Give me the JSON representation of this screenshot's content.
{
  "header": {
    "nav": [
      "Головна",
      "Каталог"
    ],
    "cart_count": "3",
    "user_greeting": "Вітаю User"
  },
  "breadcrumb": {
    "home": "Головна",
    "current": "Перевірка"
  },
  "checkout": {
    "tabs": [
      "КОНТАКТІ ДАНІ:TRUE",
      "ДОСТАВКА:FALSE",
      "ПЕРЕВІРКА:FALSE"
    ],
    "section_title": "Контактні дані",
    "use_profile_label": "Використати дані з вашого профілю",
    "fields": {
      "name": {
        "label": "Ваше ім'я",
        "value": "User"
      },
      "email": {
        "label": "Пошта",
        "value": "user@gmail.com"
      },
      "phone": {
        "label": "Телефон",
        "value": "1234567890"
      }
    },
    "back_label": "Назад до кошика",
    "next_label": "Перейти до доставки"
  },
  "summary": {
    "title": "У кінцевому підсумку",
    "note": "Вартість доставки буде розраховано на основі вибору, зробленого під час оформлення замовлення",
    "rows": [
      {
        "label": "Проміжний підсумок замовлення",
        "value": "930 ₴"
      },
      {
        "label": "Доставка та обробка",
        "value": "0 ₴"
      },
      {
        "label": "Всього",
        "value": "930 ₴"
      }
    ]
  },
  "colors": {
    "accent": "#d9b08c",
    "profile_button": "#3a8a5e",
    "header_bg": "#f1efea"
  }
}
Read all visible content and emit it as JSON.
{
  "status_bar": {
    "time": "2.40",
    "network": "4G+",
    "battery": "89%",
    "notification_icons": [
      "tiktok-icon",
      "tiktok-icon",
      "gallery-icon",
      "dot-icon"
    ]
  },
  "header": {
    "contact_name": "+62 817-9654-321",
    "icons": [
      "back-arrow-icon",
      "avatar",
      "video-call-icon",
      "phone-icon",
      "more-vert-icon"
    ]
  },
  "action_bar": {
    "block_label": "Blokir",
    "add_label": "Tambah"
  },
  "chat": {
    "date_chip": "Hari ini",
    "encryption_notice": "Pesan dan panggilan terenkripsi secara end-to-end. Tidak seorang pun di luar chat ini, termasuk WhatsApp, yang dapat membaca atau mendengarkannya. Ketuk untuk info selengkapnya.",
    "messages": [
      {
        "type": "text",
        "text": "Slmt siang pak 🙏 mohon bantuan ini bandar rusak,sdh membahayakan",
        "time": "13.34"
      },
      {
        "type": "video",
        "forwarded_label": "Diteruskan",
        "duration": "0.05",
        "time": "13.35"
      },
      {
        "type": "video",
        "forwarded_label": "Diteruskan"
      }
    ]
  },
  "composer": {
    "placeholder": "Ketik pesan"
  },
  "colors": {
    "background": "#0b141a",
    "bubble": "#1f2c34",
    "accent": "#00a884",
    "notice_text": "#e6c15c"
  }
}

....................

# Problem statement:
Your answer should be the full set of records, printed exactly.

# Reply to the exercise:
Give me the JSON representation of this screenshot's content.
{
  "header": {
    "nav": [
      "Головна",
      "Каталог"
    ],
    "cart_count": "3",
    "user_greeting": "Вітаю User"
  },
  "breadcrumb": {
    "home": "Головна",
    "current": "Перевірка"
  },
  "checkout": {
    "tabs": [
      "КОНТАКТІ ДАНІ:TRUE",
      "ДОСТАВКА:FALSE",
      "ПЕРЕВІРКА:FALSE"
    ],
    "section_title": "Контактні дані",
    "use_profile_label": "Використати дані з вашого профілю",
    "fields": {
      "name": {
        "label": "Ваше ім'я",
        "value": "User"
      },
      "email": {
        "label": "Пошта",
        "value": "user@gmail.com"
      },
      "phone": {
        "label": "Телефон",
        "value": "1234567890"
      }
    },
    "back_label": "Назад до кошика",
    "next_label": "Перейти до доставки"
  },
  "summary": {
    "title": "У кінцевому підсумку",
    "note": "Вартість доставки буде розраховано на основі вибору, зробленого під час оформлення замовлення",
    "rows": [
      {
        "label": "Проміжний підсумок замовлення",
        "value": "930 ₴"
      },
      {
        "label": "Доставка та обробка",
        "value": "0 ₴"
      },
      {
        "label": "Всього",
        "value": "930 ₴"
      }
    ]
  },
  "colors": {
    "accent": "#d9b08c",
    "profile_button": "#3a8a5e",
    "header_bg": "#f1efea"
  }
}
Read all visible content and emit it as JSON.
{
  "status_bar": {
    "time": "2.40",
    "network": "4G+",
    "battery": "89%",
    "notification_icons": [
      "tiktok-icon",
      "tiktok-icon",
      "gallery-icon",
      "dot-icon"
    ]
  },
  "header": {
    "contact_name": "+62 817-9654-321",
    "icons": [
      "back-arrow-icon",
      "avatar",
      "video-call-icon",
      "phone-icon",
      "more-vert-icon"
    ]
  },
  "action_bar": {
    "block_label": "Blokir",
    "add_label": "Tambah"
  },
  "chat": {
    "date_chip": "Hari ini",
    "encryption_notice": "Pesan dan panggilan terenkripsi secara end-to-end. Tidak seorang pun di luar chat ini, termasuk WhatsApp, yang dapat membaca atau mendengarkannya. Ketuk untuk info selengkapnya.",
    "messages": [
      {
        "type": "text",
        "text": "Slmt siang pak 🙏 mohon bantuan ini bandar rusak,sdh membahayakan",
        "time": "13.34"
      },
      {
        "type": "video",
        "forwarded_label": "Diteruskan",
        "duration": "0.05",
        "time": "13.35"
      },
      {
        "type": "video",
        "forwarded_label": "Diteruskan"
      }
    ]
  },
  "composer": {
    "placeholder": "Ketik pesan"
  },
  "colors": {
    "background": "#0b141a",
    "bubble": "#1f2c34",
    "accent": "#00a884",
    "notice_text": "#e6c15c"
  }
}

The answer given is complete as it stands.